_Exercise brief:_
Only the lines holding the word "kind" are wanted; copy each of them from the listing.

*** Block opens ***

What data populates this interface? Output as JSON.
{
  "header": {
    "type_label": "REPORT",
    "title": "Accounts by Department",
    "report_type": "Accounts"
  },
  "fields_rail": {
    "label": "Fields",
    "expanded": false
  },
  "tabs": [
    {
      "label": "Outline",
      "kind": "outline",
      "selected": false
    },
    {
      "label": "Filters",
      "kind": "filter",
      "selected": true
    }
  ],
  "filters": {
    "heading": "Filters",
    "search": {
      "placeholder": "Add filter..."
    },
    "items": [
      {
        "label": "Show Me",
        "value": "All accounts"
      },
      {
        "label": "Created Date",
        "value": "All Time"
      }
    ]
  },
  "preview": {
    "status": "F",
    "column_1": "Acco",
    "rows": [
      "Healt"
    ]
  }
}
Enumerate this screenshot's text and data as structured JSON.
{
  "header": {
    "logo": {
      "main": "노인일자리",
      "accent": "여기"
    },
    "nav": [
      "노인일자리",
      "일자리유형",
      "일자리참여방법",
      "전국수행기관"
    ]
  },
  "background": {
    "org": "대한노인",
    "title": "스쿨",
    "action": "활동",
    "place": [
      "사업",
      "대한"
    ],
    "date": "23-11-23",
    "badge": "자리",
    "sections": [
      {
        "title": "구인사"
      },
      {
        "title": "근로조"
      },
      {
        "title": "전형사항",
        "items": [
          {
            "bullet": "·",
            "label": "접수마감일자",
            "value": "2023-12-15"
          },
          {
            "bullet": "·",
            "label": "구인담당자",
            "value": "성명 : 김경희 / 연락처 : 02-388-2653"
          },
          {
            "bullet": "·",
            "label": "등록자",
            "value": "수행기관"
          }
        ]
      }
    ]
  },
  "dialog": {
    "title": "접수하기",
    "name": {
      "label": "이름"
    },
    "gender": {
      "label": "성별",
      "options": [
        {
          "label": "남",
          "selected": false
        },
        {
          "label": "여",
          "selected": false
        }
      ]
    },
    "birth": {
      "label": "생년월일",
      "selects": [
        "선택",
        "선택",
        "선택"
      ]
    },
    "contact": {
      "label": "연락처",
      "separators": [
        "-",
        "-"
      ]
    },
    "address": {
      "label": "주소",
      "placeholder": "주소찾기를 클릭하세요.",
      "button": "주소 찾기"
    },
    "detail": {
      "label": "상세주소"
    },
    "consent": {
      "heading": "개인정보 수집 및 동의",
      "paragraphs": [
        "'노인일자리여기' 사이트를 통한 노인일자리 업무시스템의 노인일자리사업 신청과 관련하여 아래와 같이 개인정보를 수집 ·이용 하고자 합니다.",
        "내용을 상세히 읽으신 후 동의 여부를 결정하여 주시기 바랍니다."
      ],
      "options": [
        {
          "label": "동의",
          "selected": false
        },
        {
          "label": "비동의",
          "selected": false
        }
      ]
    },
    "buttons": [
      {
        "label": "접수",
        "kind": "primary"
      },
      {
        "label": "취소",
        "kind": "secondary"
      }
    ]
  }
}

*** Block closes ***

_Worked solution:_
      "kind": "outline",
      "kind": "filter",
        "kind": "primary"
        "kind": "secondary"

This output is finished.